- Location – Several people brought up that TNCs were the reason that they could hurry from one location to another (mostly using a TNC in lieu of public transportation) without care about how close they were to a taxi stand.
- Safety – Two women brought up safety issues in relation to gender. They appreciated that—even with surge pricing—they could get from one point to another when other transportation options are not relaistic without worrying about whether the driver would reject them based on their end destination (i.e.: cab driver in Jamaica Plain might refuse to drive a passenger to Cambridge because it is too far).

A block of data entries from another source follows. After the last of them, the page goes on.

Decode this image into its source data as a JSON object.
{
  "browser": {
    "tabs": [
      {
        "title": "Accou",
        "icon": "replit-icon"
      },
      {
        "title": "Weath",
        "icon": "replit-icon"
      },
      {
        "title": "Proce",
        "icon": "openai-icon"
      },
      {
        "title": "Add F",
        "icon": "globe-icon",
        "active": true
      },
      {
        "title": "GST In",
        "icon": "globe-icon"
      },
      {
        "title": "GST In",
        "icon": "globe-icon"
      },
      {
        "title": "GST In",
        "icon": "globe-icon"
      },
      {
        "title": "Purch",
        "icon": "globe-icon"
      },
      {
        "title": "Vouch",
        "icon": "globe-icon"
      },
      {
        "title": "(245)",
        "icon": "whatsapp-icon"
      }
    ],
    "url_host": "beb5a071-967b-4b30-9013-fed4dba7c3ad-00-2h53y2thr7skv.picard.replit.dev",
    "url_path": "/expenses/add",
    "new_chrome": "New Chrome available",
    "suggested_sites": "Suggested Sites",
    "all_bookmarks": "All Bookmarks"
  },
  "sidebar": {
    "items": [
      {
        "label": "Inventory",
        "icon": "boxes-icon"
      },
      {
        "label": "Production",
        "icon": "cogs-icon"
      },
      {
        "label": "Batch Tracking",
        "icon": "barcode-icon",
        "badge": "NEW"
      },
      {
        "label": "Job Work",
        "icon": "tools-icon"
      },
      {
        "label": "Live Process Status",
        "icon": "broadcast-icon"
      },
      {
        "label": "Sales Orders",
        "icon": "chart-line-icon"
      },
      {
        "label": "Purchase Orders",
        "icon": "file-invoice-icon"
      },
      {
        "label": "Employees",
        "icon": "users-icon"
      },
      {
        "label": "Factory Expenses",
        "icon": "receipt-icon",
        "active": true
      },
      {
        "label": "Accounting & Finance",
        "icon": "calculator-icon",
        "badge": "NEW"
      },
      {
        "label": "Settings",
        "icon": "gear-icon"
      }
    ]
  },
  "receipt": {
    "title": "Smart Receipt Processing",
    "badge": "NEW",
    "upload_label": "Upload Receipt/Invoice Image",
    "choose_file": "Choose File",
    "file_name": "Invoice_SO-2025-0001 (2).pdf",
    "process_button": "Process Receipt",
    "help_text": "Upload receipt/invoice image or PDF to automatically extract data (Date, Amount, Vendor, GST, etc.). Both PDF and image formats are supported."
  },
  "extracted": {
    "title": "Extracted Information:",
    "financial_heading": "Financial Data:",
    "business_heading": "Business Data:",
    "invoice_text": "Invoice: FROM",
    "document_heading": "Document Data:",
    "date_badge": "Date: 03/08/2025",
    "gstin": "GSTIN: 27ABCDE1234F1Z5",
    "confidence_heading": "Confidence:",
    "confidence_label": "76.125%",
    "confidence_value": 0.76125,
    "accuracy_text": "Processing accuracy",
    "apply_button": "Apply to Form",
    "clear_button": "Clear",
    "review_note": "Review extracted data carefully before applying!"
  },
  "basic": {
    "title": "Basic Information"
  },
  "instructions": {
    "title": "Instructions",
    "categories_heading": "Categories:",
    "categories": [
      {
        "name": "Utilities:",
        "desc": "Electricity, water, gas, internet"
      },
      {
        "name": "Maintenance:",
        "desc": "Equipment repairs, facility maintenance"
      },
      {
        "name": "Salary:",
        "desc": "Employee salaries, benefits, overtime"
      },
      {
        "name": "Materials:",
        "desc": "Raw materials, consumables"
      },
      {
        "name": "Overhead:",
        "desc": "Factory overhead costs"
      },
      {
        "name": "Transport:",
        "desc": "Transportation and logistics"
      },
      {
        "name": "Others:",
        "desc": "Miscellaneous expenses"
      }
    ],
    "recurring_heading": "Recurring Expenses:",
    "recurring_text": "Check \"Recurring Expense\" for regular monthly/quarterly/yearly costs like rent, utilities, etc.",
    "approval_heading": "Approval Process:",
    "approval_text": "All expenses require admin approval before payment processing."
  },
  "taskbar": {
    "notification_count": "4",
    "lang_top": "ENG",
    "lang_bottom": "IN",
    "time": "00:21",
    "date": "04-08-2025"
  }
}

- Data transparency – The data transparency means that passengers will always know the route they traveled. That they get an electronic waybill immediately is powerful because if passengers leave anything in the car, they know how to get hold of the driver. Additionally, this can make it easy to discipline drivers. Meghan also gave an example of an Uber driver who transported a measles patient to Massachusetts General Hospital. An MGH doctor then called her to say that the hospital was worried that the Uber driver had become a carrier, and that they needed to contact him and all his other rides that day to alert them. Uber was able to do that through their data.
- Invocations of Harvard and MIT – Chilling effects on innovation came up a few times. People invoked Harvard and MIT, saying that if the area wanted to compete against New York City and Silicon Valley, then they couldn’t pass laws that might communicate an anti-innovation mindset. However, there were also attendees who were both pro-TNC and anti-TNC who made the point that regulations do not necessarily stifle innovation and that they are still needed.
There were about 25 testimonies on Tuesday, and I couldn’t squeeze all of the perspectives and nuances into this report. There were many valid points that taxi/livery drivers brought up that have only been described in part here (they had a presence, but they were definitely drowned out—sometimes derided—by TNC drivers and their impassioned supporters). The commission promised that this was just the first in many hearings to discuss the role of TNCs in Cambridge.